# WHAT IS NEEDED
Match the string "icon" against each line below, and copy every line that matches.

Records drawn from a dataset

Content starts

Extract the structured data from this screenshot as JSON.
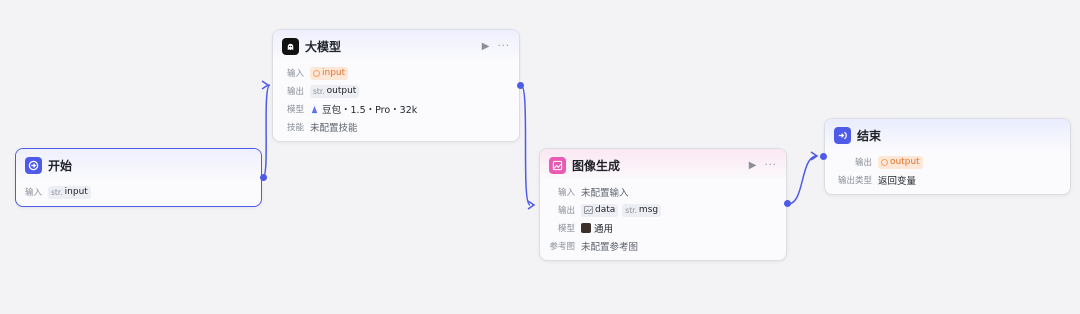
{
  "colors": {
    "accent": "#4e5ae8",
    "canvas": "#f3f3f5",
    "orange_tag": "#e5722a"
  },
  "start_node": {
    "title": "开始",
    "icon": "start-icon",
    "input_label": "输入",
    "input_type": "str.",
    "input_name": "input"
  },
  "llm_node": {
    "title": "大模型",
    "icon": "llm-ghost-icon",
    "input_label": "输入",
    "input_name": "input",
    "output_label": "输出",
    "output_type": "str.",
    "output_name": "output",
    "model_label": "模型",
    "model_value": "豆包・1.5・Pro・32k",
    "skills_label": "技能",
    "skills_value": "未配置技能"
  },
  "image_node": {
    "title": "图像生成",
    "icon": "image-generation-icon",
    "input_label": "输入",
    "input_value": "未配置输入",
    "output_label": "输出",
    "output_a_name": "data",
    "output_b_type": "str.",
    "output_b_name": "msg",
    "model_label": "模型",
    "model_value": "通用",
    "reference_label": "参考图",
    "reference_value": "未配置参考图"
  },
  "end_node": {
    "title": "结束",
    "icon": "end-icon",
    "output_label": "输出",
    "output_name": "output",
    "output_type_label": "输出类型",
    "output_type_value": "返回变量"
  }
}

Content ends

# ANSWER BOX
    "icon": "start-icon",
    "icon": "llm-ghost-icon",
    "icon": "image-generation-icon",
    "icon": "end-icon",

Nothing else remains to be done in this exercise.